    • Libby_CO

      I seem to recall a Yale professor leaving last year over a “controversial” letter to students about Halloween costumes. So, there is a precedent when it comes to cultural insensitivity expressed by Yale staff, and in that case, the Yale administrators sided with the hysterical students.

      • kbiel

        Yes. But would you rather they apply their rules fairly so that we are at the mercy of the cultural sensitivities of all groups, even white men; or would you rather, like me, prefer that Yale see the light and stop caving the to the perpetually butt-hurt? In other words, you are right to point out the hypocrisy but should your goal be to get Dr. Chu hounded out of employment or to reform Yale?

        • Libby_CO

          I’m at the point where I think it won’t stop until enough people on the Left are victims of this silliness. Like letting an addict hit rock bottom, it has to become so toxic at these institutions that it is no longer sustainable.

          • kbiel

            I don’t disagree. There should and will be repercussions for the monstrosity they have constructed. It will be natural consequences. As you sow, so shall you reap. They are already eating their own. We need not encourage them; just stand up to them and bring a mirror.

    • Iris Chang 張純如

      If so, Yale should have a rather detailed and explicit contract on what Dr. Chu can and cannot do in various places. A labor dispute should go in her favor theoretically – due to the lack of such explicit injunctions – but will not practically.

      • kbiel

        I don’t know; it may take that. There are always escape clauses for things like moral turpitude, but in many states one does not need such things. Something tells me that CT is not an “at will” employment state, so you may be right.

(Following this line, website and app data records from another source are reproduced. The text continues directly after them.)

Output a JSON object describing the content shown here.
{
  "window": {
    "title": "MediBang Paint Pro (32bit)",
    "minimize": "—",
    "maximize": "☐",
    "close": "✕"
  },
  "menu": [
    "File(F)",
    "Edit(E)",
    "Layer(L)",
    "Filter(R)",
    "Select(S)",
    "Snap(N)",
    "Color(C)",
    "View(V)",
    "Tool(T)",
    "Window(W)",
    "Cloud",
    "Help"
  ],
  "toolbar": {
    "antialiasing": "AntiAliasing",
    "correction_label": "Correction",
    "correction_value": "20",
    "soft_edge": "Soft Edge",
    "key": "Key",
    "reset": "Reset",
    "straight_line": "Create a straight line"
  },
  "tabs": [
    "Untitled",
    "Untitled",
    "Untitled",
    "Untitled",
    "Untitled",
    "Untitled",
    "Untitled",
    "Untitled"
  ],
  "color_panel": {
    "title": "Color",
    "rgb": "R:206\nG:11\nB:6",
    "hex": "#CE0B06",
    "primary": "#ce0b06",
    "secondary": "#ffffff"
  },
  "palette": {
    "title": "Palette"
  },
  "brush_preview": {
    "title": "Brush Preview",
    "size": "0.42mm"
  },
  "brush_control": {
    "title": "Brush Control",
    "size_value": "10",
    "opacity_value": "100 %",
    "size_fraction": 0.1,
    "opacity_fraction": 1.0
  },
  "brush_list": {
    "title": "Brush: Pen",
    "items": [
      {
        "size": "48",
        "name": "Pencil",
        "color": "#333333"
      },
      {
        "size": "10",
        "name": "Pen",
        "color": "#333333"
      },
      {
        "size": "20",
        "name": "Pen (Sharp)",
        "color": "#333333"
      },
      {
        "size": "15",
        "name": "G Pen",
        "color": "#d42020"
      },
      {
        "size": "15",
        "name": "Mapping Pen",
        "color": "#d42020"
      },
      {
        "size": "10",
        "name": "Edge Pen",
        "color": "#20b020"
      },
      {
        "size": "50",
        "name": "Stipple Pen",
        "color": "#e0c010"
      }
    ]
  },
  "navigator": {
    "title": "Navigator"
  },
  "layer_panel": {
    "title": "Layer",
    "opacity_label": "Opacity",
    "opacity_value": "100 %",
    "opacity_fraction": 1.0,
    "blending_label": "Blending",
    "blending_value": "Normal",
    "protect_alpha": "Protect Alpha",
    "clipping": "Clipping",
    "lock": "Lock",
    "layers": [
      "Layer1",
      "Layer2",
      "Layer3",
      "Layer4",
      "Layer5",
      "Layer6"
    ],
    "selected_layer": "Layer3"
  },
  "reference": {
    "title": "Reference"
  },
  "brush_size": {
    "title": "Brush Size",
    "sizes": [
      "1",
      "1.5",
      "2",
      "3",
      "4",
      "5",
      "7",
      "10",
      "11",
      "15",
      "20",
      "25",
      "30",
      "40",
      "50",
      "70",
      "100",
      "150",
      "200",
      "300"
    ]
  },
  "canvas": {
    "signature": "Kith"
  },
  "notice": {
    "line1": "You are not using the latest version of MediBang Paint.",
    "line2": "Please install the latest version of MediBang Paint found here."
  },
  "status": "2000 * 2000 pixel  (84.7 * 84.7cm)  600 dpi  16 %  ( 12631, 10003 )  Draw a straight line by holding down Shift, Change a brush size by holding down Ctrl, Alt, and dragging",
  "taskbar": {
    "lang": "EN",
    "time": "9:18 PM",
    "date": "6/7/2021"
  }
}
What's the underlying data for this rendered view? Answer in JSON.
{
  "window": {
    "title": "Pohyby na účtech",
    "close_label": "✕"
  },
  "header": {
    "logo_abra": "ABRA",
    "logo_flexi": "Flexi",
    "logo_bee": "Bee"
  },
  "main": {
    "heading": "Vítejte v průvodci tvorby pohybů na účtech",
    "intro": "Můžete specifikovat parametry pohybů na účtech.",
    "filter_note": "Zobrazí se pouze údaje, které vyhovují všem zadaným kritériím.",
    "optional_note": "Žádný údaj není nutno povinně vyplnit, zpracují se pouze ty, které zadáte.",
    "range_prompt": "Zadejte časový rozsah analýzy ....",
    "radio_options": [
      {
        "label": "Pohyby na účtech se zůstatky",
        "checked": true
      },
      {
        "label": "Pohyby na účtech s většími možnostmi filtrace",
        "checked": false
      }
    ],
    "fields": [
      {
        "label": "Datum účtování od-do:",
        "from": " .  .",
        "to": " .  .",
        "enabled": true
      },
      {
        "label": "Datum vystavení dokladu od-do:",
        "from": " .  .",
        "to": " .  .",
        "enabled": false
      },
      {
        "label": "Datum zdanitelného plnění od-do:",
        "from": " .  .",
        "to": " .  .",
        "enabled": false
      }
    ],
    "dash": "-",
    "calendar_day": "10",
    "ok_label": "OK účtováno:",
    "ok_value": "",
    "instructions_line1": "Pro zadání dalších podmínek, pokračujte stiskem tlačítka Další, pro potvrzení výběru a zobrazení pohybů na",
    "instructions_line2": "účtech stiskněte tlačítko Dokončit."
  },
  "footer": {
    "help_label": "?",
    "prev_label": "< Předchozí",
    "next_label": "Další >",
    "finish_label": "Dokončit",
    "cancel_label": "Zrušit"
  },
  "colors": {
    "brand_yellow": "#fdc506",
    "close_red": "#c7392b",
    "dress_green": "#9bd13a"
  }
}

    • Faragon

      Some form pf punishment for what? Exercising the 1st Amendment?

  • MacG

    ” If you are white trash”

    I take that to mean to those of you who are white trash and since I am not I took no offense but her sentence structure is open to interpretation and a follow up question should be asked which only she can answer, “Are you in fact referring to a specific group within whitedom or do consider all whites, white trash?”

    This is an important distinction. If I viewed a certain race as racist then everything that someone from that race says is likely racist whether it is or not. I heard a TED talk about how scientifically there is no race but race is a social construct. So what is it that parents teach their kids or peers teach each other about ‘them’ which skews each and every interaction with another race? The scripture says we are not to bear false witness against out neighbor, we are not to speak in gossip, slander etc. What stories to we tell our impressionables, those who listen to us, which may keep the divide strong to our own detriment? We will do well when we hold individuals accountable for their sins and not their whole race.

    • davidk

      So, we who are white trash should be offended?

  • G6loq
    • MacG

      Wull…that hurts my feelings…what WILL they do now?

  • A minority of writers many arguments about political correctness but they will remain a minority. Unfortunately.

    Yapping about Yelping at Yale


  • FredAllen1941

    Punishmet should fit the crime…I see far greater sins with far less punishment at public institutions {especially police departments} all the time ……..she was wrong, there was plenty other ways for her to say what she had to say without denigrating race and class…it is just wrong and she should be made to write and present a research report on why it is wrong

    • Faragon

      What “crime?” She expressed her views in manner unseemly – to you. Maybe to Yale. That is not a crime. The 1st Amendment was designed to protect – specifically – speech that will offend many an ear. As davidk says about said Amendment: you either have it, or you don’t.

  • ymarsakar

    First they went after the X, now they are after the Asians… the real asians.

  • davidk

    We either have free speech–or we don’t.

    But an employer should the right to fire an employee for any or no reason.

  • Mike Miller

    I agree overall, but get back to me when EVERYBODY can be non-PC without fear of reprisal. If she were just some Julie Six-pack it would be one thing. But she shapes young minds and thoughts. Not exactly like reading Plato.